I won’t guess whether this is ignorance or demagoguery, but either way it’s shameful. The “speculator” (which has unfortunately become a somewhat pejorative term) is not a fraudster, but
…one who, in the time-honored phrase, tries to “buy low and sell high.”
In other words, what the speculator does is essentially no different than what we do when we drive an extra block for cheaper gas. And more than that, the activity of the speculator is as beneficial to the market as our shopping around: it smooths out prices over time based on foreseeable circumstances.
And that’s exactly what we see happening. Unrest in the middle east caught everyone by surprise, but it hasn’t cut off the supply of oil… yet. If it had, speculators wouldn’t have foreseen it, and prices would have spiked (believe it or not) even higher than they did, because everyone would be totally unprepared. But luckily, we got wind of it before the supply was cut off, which is very likely to happen, especially from Libya. It allows us to adjust our consumption in advance, so we’re not hit so hard in the future.

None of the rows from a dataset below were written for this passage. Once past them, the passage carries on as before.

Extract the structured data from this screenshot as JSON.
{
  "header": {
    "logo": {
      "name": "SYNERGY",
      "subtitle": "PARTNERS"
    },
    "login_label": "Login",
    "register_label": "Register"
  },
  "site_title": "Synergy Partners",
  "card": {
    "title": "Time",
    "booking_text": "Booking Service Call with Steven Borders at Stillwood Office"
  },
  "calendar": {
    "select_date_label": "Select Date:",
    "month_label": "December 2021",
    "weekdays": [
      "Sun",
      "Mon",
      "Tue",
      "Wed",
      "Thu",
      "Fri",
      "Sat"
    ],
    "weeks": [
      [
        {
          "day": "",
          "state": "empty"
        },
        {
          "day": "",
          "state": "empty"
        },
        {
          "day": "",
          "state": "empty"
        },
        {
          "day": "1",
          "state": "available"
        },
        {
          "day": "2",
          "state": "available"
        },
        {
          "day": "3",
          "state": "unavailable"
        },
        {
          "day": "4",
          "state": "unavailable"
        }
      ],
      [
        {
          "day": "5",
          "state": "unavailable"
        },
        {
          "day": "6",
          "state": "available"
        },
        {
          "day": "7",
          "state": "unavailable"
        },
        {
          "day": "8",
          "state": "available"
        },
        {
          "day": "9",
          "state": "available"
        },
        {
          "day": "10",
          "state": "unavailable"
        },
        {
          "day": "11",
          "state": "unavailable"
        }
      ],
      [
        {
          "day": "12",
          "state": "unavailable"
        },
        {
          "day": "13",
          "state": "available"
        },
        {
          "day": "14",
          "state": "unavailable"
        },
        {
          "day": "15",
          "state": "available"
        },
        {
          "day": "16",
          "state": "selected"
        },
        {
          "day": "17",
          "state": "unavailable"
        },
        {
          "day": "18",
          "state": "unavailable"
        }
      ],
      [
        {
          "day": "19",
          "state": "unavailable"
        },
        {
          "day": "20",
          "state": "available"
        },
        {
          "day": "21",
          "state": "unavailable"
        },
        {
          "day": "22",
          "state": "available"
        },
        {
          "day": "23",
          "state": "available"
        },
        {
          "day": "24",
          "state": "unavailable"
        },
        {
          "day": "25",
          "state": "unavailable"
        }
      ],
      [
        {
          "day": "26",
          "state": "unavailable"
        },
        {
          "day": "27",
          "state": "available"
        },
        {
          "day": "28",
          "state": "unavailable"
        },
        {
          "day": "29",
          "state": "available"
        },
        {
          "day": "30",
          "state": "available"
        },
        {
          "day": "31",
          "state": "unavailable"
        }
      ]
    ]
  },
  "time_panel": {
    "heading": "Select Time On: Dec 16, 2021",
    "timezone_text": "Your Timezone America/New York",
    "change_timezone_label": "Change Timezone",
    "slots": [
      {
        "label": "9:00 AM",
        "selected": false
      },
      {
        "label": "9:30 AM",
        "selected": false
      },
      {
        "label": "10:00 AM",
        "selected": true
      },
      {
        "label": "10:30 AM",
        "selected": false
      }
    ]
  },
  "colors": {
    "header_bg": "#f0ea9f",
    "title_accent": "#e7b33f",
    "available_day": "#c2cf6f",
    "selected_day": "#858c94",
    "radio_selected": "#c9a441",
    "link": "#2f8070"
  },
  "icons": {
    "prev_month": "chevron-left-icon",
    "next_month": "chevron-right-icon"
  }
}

Far from defrauding consumers, speculators prepare us for foreseeable changes in the market. Without speculators, the market will be totally unprepared, prices swinging wildly with every twinge in supply or demand.
The truth of the matter is that, far from causing starvation and famines, it is the speculator who prevents them. And far from safeguarding the lives of the people, it is the dictator who must bear the prime responsibility for causing the famine in the first place. Thus, the popular hatred for the speculator is as great a perversion of justice as can be imagined.
There is more to the defense of speculators and the full extent of their beneficence, of course, but I can hardly say more than Walter Block already has.
Or maybe we should just be grateful that Obama isn’t quite as foolhardy as Nixon was.